August 25 2021 – Phyllis Khoshatefeh
It was common for aristocrats and upper class families to host formal concerts at their homes for family and friends until the 19th century, when theaters and concert halls became available. Although this opened up attendance to a wider audience, high ticket prices meant that these events were attended by the wealthy, eager to show off their fashion, status and culture. During this time, formal attire was expected for proper gentlemen’s evening wear, so members of the orchestra wore tuxedos as a matter of etiquette.
Although today’s audiences no longer wear formal dress to orchestra concerts, the musicians themselves carry on the tradition. In an age when traditions are fading and there are less reasons to get “dressed up”, the vision of an orchestra dressed in formal wear adds to the ambiance of the event.
In addition to their dress, classical orchestras have continued many other timeworn traditions. Musicians take the stage in dramatic fashion, with intermittent clapping and bowing.
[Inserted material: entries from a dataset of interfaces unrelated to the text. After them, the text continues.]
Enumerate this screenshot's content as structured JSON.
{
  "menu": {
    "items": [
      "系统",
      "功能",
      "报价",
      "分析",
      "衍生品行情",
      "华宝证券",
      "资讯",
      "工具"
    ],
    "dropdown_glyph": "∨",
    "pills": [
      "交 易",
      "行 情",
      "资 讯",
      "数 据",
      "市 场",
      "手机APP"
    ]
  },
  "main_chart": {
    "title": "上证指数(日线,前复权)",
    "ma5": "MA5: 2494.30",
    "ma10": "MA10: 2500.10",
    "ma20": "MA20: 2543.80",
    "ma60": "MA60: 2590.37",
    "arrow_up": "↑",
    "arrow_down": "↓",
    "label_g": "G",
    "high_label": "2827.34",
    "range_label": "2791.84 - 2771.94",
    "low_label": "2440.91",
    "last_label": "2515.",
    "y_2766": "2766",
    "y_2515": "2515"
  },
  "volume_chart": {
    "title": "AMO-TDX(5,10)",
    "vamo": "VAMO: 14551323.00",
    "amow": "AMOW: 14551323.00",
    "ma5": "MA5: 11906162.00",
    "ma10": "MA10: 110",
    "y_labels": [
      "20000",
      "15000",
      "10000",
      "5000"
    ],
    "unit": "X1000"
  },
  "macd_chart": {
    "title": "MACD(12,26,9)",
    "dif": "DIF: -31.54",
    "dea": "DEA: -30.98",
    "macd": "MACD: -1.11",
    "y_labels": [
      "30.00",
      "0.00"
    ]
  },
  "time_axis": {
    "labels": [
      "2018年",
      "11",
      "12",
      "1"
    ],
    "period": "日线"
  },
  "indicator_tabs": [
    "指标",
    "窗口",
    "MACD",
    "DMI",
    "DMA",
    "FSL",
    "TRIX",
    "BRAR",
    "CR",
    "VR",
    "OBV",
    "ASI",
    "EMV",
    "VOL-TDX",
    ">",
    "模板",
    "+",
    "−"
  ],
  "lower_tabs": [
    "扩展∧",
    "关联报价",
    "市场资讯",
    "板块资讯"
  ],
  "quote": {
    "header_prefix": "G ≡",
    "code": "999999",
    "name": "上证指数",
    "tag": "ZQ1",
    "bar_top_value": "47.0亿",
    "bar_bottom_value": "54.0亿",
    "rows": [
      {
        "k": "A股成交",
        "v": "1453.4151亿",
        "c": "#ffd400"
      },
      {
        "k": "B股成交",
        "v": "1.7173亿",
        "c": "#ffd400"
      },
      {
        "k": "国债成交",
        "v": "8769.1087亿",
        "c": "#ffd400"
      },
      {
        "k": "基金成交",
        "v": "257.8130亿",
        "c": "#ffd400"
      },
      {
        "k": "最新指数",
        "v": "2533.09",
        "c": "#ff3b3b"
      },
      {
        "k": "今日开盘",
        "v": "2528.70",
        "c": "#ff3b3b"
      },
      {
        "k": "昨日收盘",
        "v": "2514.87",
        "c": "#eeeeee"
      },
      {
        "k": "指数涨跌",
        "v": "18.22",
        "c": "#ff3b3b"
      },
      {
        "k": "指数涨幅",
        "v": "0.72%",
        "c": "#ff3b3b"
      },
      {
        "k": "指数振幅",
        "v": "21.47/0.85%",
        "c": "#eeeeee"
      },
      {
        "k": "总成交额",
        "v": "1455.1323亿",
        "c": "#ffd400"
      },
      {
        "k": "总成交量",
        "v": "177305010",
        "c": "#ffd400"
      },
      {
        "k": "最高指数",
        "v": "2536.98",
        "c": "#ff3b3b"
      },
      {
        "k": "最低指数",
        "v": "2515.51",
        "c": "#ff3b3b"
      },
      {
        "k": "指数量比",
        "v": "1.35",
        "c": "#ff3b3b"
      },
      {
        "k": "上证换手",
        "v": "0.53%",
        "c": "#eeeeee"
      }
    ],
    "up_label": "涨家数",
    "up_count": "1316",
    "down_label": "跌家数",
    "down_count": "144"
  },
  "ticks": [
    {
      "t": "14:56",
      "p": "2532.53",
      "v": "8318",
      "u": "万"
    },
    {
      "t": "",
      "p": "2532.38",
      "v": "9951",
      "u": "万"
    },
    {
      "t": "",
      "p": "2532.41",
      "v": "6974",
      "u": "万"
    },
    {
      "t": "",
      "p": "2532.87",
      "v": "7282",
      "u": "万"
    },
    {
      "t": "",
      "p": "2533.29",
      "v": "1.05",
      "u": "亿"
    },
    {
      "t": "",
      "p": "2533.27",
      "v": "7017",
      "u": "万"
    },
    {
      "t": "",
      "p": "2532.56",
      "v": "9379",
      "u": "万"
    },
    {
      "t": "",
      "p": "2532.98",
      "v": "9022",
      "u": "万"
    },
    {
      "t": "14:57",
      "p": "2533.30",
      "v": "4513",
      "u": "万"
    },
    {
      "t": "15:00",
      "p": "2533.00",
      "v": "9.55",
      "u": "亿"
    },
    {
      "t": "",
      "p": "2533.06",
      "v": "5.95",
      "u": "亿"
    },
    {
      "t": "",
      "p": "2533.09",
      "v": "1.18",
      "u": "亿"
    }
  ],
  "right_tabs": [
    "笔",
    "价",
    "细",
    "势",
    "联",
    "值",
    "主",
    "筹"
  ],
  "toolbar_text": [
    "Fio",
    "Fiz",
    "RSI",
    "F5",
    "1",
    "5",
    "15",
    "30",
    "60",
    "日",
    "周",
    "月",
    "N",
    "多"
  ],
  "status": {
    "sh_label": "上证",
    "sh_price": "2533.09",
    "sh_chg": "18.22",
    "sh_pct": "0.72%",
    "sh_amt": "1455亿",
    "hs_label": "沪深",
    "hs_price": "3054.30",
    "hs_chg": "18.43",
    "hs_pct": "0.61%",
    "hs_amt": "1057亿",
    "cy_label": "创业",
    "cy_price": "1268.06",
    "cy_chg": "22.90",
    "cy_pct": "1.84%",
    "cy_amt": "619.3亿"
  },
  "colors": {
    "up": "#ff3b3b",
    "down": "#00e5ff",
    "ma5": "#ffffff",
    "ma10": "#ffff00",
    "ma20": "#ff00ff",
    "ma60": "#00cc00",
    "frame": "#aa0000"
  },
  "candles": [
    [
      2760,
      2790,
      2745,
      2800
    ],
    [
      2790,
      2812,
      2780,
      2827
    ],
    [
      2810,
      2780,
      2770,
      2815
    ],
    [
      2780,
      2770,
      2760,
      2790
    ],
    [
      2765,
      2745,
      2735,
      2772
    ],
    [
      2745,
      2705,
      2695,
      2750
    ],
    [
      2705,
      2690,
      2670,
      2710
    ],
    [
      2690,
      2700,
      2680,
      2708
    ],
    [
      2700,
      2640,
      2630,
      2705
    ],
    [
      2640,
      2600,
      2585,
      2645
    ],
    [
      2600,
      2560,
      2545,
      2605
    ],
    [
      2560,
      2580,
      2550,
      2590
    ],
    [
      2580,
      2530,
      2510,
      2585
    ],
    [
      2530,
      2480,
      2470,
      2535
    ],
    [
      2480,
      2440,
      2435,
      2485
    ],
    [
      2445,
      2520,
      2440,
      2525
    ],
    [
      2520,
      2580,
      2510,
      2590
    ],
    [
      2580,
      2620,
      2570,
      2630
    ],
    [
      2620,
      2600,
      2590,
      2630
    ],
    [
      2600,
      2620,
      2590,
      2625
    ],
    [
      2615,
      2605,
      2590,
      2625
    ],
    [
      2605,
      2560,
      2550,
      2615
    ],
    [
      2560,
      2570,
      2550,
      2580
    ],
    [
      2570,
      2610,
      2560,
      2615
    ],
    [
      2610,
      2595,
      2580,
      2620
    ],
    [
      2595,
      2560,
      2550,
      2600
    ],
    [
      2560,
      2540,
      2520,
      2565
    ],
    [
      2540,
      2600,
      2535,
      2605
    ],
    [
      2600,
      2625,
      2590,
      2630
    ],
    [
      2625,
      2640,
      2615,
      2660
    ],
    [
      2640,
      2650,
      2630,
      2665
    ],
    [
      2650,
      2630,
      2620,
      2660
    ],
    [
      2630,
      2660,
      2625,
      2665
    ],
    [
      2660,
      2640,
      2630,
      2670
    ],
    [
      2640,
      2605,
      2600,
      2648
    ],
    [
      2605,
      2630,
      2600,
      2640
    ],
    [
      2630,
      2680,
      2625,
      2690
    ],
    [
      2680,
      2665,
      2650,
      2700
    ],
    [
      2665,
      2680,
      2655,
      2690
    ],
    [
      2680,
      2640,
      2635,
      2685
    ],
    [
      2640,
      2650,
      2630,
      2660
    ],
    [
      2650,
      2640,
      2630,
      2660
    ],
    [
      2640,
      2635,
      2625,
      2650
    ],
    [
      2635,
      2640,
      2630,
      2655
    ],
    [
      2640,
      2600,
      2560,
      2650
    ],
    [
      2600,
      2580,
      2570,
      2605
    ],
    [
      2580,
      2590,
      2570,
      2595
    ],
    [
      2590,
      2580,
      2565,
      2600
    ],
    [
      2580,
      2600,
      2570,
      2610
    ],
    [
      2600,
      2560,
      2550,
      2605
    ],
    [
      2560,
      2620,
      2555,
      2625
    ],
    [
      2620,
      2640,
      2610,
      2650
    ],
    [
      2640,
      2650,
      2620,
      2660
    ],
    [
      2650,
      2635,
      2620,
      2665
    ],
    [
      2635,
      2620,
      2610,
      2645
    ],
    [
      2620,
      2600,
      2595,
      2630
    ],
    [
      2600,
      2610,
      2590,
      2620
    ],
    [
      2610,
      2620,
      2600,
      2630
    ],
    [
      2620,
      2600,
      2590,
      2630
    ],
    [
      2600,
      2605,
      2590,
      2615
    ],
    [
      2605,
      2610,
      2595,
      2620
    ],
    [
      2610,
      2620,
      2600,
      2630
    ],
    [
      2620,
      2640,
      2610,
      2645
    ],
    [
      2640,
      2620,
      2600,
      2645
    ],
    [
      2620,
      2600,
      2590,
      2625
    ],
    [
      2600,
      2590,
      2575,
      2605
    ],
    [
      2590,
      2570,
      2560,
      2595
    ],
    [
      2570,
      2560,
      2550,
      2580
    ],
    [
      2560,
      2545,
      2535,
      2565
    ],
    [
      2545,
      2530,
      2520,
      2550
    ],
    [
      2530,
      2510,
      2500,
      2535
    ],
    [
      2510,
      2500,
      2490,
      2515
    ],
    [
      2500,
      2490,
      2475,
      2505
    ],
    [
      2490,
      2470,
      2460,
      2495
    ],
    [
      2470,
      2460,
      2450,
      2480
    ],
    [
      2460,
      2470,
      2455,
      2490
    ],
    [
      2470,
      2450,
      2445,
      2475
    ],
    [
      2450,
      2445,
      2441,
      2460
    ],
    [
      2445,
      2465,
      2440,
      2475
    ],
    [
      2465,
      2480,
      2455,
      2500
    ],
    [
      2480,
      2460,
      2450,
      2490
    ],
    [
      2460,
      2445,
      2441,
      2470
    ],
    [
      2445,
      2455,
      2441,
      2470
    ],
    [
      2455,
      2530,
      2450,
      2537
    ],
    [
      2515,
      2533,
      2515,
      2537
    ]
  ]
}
All of these rituals helps the musicians and audience get into a musical frame of mind, and it imbues a sense that this is a special event, still worthy of nobility.